With EUR 1.3 trillion in goods exported, Germany’s export market was second only to China and the US in 2019. More than 80% of German retailers already sell internationally, generating around 32% of their revenue abroad. And this trend is only increasing, despite COVID-19.
If you’re also looking to expand abroad, it pays to get the facts first. How have other companies tackled this challenge? Which countries do they target? What role do translation and localization play in the process? Two new studies from ibi research and ECC KÖLN offer detailed assessments of the international e-commerce landscape. They’re in German, but we’ve hand-picked the most useful insights for you here.
1. The focus is on western Europe, the US and China
German exporters mostly target Austria, France, Switzerland, the Netherlands, Italy, the UK, the US and China – countries that not only speak a wide range of different languages, but also have different cultural requirements when it comes to store design, payment methods, sales channels and customer service. Here, it pays to be specific and adapt your site to each new target region – a one-size-fits-all English website won’t get you very far.
2. German exporters target their neighbors first
Germany’s top three international export markets are all neighboring countries, confirming the assumption that German retailers expand into the rest of the DACH region as a first step. The logic is simple: it’s much easier to get a foothold in the market here, as it only requires minor changes to a website’s language and sales channels. Austria is the most popular target for German retailers: around 69% are actively selling there, and Austria is in the top five countries in terms of revenue for 44% of those. At the bottom of the European rankings lies Cyprus, with a mere 7% of sales activity.
3. The Chinese are big spenders
China is the most attractive export market in terms of revenue per sale: the average value of goods in a single Chinese shopping cart is an impressive EUR 900. This means it’s even more important to take into account local shopping habits – and to opt for colorful web design and payment via Alipay.
4. The average German retailer has expanded into eight European countries
And that means they’re getting a bigger slice of the pie in comparison with retailers in other European countries: across the five biggest economic powerhouses in Europe (France, Germany, Italy, Spain and the UK), only 30% of SMEs sell abroad at all.
5. More than half of German retailers sell through their own online store
50% of sales in the B2B sector take place through a company’s own website.
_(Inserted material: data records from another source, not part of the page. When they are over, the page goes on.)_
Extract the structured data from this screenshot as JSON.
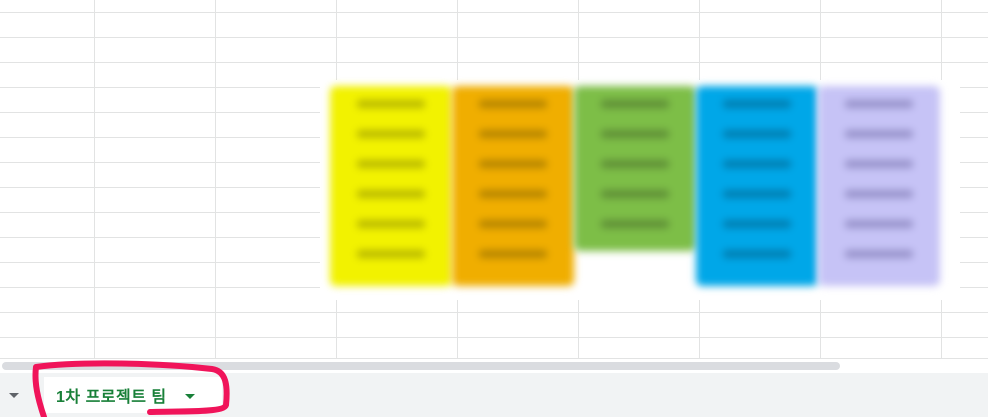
{
  "sheet_tabs": [
    {
      "label": "1차 프로젝트 팀",
      "active": true
    }
  ],
  "blurred_image": {
    "bands": [
      {
        "color": "#f2f200",
        "text_color": "#b8b800",
        "lines": 6
      },
      {
        "color": "#f0ae00",
        "text_color": "#b48400",
        "lines": 6
      },
      {
        "color": "#7dbe47",
        "text_color": "#5e8e36",
        "lines": 5,
        "short": true
      },
      {
        "color": "#00a7e8",
        "text_color": "#007db0",
        "lines": 6
      },
      {
        "color": "#c6c3f6",
        "text_color": "#9691c9",
        "lines": 6
      }
    ]
  },
  "colors": {
    "grid_line": "#e2e3e3",
    "sheet_bar": "#f1f3f4",
    "active_tab_text": "#188038",
    "annotation": "#f0145a"
  },
  "icons": {
    "all_sheets": "caret-down-icon",
    "tab_menu": "caret-down-icon"
  }
}
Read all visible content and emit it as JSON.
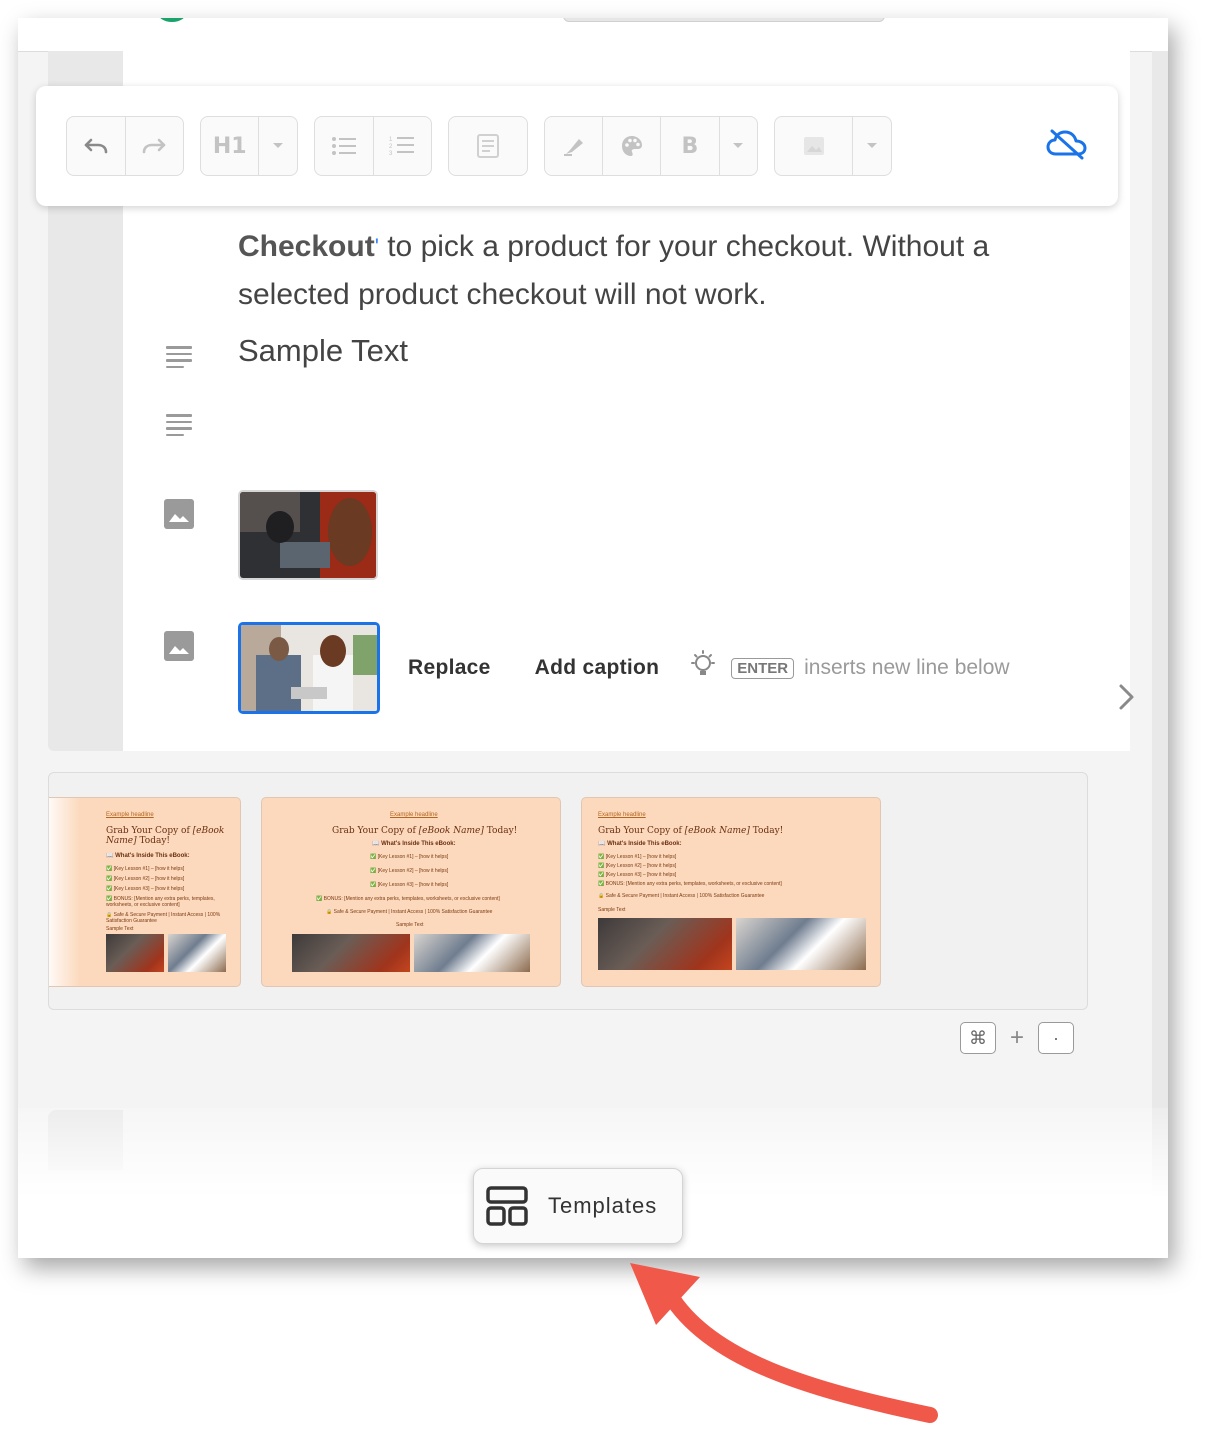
{
  "toolbar": {
    "undo": "undo-icon",
    "redo": "redo-icon",
    "heading": "H1",
    "bold": "B",
    "sync_status_icon": "cloud-off-icon"
  },
  "editor": {
    "checkout_bold": "Checkout",
    "checkout_text_1": " to pick a product for your checkout. Without a",
    "checkout_text_2": "selected product checkout will not work.",
    "sample_text": "Sample Text"
  },
  "image_actions": {
    "replace": "Replace",
    "add_caption": "Add caption",
    "enter_key": "ENTER",
    "hint": "inserts new line below"
  },
  "template_cards": [
    {
      "example": "Example headline",
      "title_prefix": "Grab Your Copy of ",
      "title_em": "[eBook Name]",
      "title_suffix": " Today!",
      "whats_inside": "📖 What's Inside This eBook:",
      "items": [
        "✅ [Key Lesson #1] – [how it helps]",
        "✅ [Key Lesson #2] – [how it helps]",
        "✅ [Key Lesson #3] – [how it helps]",
        "✅ BONUS: [Mention any extra perks, templates, worksheets, or exclusive content]"
      ],
      "footer": "🔒 Safe & Secure Payment | Instant Access | 100% Satisfaction Guarantee",
      "sample": "Sample Text"
    }
  ],
  "shortcut": {
    "cmd": "⌘",
    "plus": "+",
    "key": "·"
  },
  "templates_button": {
    "label": "Templates",
    "icon": "layout-icon"
  },
  "colors": {
    "accent": "#1a73e8",
    "card_bg": "#fcd9bd",
    "annotation_arrow": "#f0584a"
  }
}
In the B2C sector, it’s 80%. That’s a lot, especially when you consider that use of sales platforms is currently on the rise: every third retailer currently sells their products via Amazon. Nonetheless, a fully localized website remains a clear attention-grabber.
6. 30% rely on external assistance when entering new markets
That means agencies with linguistic and country-specific expertise – like Supertext. The other 70% of retailers do it themselves – and 36% of those surveyed don’t even bother with preparatory measures or market research beforehand. Only around 12% have a team on the ground in their new target market; the rest simply work from Germany.
7. Social media is a key marketing tool for 50% of German retailers
Social media is the most important marketing channel for half of the 92% of companies who actively market their products abroad. At the same time, retailers consider marketing to be one of their biggest challenges (see point 8). We suspect this is down to a lack of linguistic and cultural expertise when sales channels are being operated directly from Germany.
8. Complaints and returns are the biggest challenges
61% of German retailers say that the complaint and return processes is their biggest challenge when selling abroad, followed by the delivery process and marketing activities. 28% of businesses find translating their website challenging, and 25% struggle to provide customer service in the appropriate language.
9. Half of German retailers don’t apply country-specific pricing
That means they’re missing out on revenue and profits. Businesses that don’t apply a localized pricing strategy or pay attention to local holidays and the associated discounts lose out on up to 50% of revenue.
To sum up: expanding into new markets offers unexpected opportunities, particularly during times of crisis – but it also presents new challenges. Language and culture are just two pieces of a puzzle that also includes technical, legal and logistical issues. Strategic preparation and optimization of your business to suit the needs of your target market should always be part of your plan. And we’d be happy to help you draft it.
A study by the research institute ibi research in collaboration with the Association of German Chambers of Industry and Commerce (DIHK). Three hundred retailers were surveyed.
A study by ECC KÖLN and the payment service provider Mollie. One hundred and thirty SMEs were surveyed.
Cover image via Pixabay